Look for "share" in every line of the listing. Copy the lines that have it.
[Opening Task input section]
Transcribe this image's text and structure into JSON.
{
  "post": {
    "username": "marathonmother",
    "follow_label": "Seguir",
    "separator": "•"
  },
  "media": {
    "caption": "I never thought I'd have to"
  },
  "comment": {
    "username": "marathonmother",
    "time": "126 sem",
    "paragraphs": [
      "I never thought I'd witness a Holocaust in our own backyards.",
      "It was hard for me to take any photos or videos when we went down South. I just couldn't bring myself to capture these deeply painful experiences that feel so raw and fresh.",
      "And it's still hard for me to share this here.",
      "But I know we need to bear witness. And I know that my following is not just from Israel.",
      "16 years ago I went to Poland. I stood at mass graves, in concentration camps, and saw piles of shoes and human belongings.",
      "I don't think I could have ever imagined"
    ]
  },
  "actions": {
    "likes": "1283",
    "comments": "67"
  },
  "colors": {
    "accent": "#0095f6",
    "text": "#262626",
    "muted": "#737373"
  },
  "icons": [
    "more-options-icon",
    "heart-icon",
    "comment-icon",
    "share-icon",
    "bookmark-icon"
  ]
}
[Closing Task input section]
◆ **Exercise result**:
      "And it's still hard for me to share this here.",
    "share-icon",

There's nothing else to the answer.